When just the two major parties are considered, their analysis predicts that Romney will receive 51.9% of the vote compared to Obama’s predicted 48.1% nationally.
According to the two political science professors Kenneth Bickers and Michael Berry, the “key is the economy”. The two explained their “prediction model”:
“[The] prediction model stresses economic data from the 50 states and the District of Columbia, including both state and national unemployment figures as well as changes in real per capita income, among other factors.”
This model, developed by Bickers and Berry, is the only one of its type to include more than one state-level measure of economic conditions. The research also shows that voters hold Democrats more responsible for unemployment, while Republicans are held more responsible for per capita income. And, we say, carry on voters! Check out the charts below.
When Obama took office in January 2009, unemployment in Colorado was just 6.6%. As of the last Bureau of Labor Statistics report, the July 2012 unemployment is at 8.3%. Ouch.
Contrast that with per capita income, which is a yearly compilation. It’s risen 9.3% in the same time period. In 2009, the average Colorado per capita income was $41,388 and in 2011, the average Colorado per capita income was $44,088, according to the U.S. Department of Commerce.

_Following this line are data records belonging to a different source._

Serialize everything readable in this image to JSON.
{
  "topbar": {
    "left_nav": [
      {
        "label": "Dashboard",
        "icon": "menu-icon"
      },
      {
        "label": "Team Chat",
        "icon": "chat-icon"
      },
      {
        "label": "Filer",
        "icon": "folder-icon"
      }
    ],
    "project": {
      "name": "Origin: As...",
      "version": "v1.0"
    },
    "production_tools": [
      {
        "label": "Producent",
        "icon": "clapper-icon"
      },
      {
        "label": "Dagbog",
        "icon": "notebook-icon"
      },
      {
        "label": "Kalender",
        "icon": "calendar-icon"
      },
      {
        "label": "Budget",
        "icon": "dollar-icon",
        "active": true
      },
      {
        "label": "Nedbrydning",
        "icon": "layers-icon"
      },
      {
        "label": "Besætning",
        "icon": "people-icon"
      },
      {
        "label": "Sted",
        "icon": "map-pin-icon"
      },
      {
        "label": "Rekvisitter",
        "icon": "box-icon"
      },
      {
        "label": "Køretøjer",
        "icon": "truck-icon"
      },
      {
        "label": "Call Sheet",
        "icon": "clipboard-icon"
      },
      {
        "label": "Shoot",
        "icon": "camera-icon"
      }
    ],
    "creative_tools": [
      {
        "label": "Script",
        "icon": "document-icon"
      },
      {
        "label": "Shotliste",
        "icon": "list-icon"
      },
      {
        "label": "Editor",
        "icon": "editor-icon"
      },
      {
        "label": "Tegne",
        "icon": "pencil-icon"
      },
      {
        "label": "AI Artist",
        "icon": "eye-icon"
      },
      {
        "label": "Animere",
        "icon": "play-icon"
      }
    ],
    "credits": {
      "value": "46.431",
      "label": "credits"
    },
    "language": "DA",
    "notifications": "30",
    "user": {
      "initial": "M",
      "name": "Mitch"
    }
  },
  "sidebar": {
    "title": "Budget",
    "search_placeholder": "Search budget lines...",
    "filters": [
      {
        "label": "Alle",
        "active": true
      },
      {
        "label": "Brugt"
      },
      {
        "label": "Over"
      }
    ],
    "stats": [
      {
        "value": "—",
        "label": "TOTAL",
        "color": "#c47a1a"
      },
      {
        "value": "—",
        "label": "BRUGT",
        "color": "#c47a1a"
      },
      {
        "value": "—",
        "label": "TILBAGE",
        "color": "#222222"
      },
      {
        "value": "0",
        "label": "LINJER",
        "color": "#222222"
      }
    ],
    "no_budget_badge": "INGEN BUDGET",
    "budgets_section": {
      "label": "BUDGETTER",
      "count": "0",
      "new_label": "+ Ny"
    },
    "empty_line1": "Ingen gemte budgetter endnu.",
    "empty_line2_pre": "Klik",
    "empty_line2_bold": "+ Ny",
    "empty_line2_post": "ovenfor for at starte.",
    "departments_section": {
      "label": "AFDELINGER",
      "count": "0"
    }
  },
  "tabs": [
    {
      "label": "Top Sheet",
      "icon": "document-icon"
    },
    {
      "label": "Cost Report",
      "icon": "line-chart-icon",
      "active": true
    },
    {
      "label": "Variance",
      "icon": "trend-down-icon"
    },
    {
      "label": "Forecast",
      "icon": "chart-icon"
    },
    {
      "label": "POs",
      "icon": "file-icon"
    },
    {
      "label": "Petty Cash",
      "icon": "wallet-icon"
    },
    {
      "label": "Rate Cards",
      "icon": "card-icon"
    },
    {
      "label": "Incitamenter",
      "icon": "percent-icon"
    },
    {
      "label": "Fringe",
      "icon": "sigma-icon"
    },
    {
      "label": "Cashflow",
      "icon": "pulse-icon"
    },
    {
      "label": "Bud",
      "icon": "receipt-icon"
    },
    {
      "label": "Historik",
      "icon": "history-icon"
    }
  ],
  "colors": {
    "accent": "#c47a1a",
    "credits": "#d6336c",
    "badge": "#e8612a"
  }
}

Bickers noted that the “president is in electoral trouble” and the two predict that President Obama will win just 218 electoral votes, which is shy of the 270 required to win. Further, they also predict that Romney will win 52.9% of the popular vote compared to Obama’s 47.1% of the vote in Colorado; however, this analysis only considers the two major political parties.
Berry also weighed in on the analysis:
“For the last eight presidential elections, this model has correctly predicted the winner. …What remains to be seen is whether voters will consider the economy in relative or absolute terms. If it’s the former, the president may receive credit for the economy’s trajectory and win a second term. In the latter case, Romney should pick up a number of states Obama won in 2008.”
Those states, considered swing states, include North Carolina, Virginia, New Hampshire, Wisconsin, Minnesota, Pennsylvania, Ohio, and Florida.
Given the steep rise in unemployment just in Colorado, we could hardly blame voters for wanting a change.